We are pleased to announce a new, online edition of the NICAS colloquium on Thursday 1 June 2023 from 12.00 to 13.00 hrs. The colloquium will take place online through Microsoft Teams. Throughout the year, NICAS organises a bi-weekly Colloquium consisting of two short research lectures. It provides researchers with the opportunity to present ideas for, updates on or results of their activities. The NICAS Colloquium allows people to stay informed on a regular basis about the latest developments and results of research and to exchange information and expertise.
The chair is Nouchka de Keyser (Rijksmuseum)
The presenters are Emilie Froment (UVA) and Melissa Daugherty (Rijksmuseum); and Julia Alting (RUG).
► Emilie Froment and Melissa Daughtery – The Dutch Method Unfolded, a Masterclass on Wax-Resin Lining, Review of the Program’s Achievements.
Emilie Froment and Melissa Daugherty will present on The Dutch Method Unfolded, a masterclass on wax-resin lining targeted to an international group of conservation specialists. The Dutch Method Unfolded is a two-week multidisciplinary program that aims to help professionals in the fields of art history and conservation to understand the physical condition of wax-resin lined paintings. It therefore contributes to the conservation of paintings that have been subjected to wax-resin lined treatment. Furthermore, the masterclass provides a platform to share expertise and reflect on the consequences of wax-resin linings for today’s conservation approaches and art history. The masterclass ran throughout 2 years; it was completed in June 2022 with a workshop in Amsterdam. The talk will review the two years of activities and share future perspectives. The project was funded by the Getty Foundation as part of its Conserving Canvas grant initiative.
Dr. Emilie Froment is trained as art historian and paintings conservator in Paris I, Pantheon Sorbonne. Since 2008 she has been teaching paintings conservation at the department Conservation and Restoration of Cultural Heritage of the University of Amsterdam. She also coordinates the paintings specialty. In January 2019, she received her PhD at the UvA on the consequences of wax-resin linings for the present appearance and conservation of Netherlandish seventeenth century paintings on canvas. In 2020, she created the Amsterdam Wax-Resin Project (AWRP) a research and educational project focused on wax-resin lining and the conservation of wax-resin lined paintings.
Melissa Daugherty obtained her bachelor’s in Art History at the University of Leiden and completed her master’s Conservation and Restoration of Cultural Heritage at the UvA, specializing in paintings. After receiving her post-graduate diploma in 2014 she founded a multi discipline conservation studio with four colleagues in Amsterdam. She has been a private paintings conservator for the last eight years but started working for the Rijksmuseum in January 2023. Since 2020 she has been working together with Emilie for the AWRP focusing on the masterclass.
► Julia Alting – Traces of the past or presence in a curatorial “now”: disrupting chronology at the museum
The question of linear chronology and historical time is taken up more widely today by art historians.
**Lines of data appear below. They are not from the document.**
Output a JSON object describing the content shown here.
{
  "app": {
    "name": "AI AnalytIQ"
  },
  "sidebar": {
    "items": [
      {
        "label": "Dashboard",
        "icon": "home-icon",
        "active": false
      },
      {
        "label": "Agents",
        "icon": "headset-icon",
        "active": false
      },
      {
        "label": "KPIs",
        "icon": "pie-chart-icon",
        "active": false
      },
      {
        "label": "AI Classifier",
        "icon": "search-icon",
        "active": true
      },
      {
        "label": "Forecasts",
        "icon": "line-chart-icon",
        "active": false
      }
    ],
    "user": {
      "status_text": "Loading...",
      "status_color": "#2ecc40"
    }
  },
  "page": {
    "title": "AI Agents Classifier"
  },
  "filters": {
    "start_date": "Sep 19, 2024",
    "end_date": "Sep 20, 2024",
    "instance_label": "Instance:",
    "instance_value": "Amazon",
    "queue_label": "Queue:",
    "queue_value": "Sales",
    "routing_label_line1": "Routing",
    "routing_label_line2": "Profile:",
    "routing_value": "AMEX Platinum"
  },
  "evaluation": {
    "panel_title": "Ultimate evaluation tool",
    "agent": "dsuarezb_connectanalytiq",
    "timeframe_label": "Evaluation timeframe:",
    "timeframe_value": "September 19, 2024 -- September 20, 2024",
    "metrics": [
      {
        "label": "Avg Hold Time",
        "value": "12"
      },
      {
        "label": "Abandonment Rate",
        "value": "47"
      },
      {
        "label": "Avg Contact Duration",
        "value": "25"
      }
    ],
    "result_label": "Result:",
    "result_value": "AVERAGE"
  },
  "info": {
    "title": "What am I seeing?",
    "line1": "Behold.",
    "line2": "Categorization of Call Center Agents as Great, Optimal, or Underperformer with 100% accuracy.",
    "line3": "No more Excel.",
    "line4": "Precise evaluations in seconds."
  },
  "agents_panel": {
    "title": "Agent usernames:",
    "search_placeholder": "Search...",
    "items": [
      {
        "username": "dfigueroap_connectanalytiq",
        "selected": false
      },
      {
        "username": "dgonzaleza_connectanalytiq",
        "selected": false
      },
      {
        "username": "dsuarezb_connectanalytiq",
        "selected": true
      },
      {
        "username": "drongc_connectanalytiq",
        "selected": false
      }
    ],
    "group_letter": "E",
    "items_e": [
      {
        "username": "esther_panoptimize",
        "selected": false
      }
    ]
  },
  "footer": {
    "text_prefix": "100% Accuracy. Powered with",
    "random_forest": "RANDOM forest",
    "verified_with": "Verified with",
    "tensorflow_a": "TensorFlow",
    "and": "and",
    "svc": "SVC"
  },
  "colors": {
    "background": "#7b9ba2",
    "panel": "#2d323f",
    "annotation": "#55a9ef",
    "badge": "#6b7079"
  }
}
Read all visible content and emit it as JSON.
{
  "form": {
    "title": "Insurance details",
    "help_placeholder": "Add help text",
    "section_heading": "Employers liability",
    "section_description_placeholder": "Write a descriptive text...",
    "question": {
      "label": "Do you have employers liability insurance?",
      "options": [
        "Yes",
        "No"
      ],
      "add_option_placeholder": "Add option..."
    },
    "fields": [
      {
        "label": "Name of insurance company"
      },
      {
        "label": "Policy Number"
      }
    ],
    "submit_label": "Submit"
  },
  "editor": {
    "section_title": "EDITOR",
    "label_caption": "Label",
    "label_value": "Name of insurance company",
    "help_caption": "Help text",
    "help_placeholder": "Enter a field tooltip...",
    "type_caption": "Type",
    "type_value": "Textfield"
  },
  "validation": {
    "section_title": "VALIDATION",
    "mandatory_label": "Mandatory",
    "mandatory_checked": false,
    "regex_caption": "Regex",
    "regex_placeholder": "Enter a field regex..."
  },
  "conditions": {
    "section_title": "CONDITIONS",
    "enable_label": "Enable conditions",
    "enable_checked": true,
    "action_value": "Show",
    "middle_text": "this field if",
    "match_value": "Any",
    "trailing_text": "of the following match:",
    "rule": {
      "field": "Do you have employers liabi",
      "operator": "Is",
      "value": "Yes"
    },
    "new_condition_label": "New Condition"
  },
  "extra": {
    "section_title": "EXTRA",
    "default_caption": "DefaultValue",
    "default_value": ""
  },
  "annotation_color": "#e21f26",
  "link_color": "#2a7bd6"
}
This paper investigates the disruption of chronology in the exhibition A-historische klanken (1988) curated by Harald Szeemann at Boijmans van Beuningen, Rotterdam. I trace the history of a Sri Lankan ivory portable cabinet (c. 1680-1710) in the exhibition. It was brought to the Netherlands by the VOC, purchased by the museum in 1945 and restored for a period of 11 years (1959-1970) in which the entire wooden inner structure of the cabinet had to be replaced. This turbulent ‘life’ is obscured by the cabinet’s inclusion in A-historische klanken, which emphasizes the ‘timeless’ quality of art objects. The tension between the ahistorical temporality of the curation and the many time scales of the cabinet and its colonial history provoke further questions of how the historical time of art history could be negotiated.
Julia Alting is a PhD candidate at the Groningen Research Institute for the Study of Culture (ICOG). Previously she studied art history and cultural studies at Amsterdam University College and New York University, and completed an MA asian studies and a ResMA arts and culture at Leiden University and SOAS, University of London. Her research assesses nonlinear approaches to art historical time and she lectures on feminist and decolonial critiques of the discipline. She has been a recipient of the Amsterdam University Fund, Erasmus and Uhlenbeck Scholarships and Research Grants at the Royal Netherlands Institute in Rome.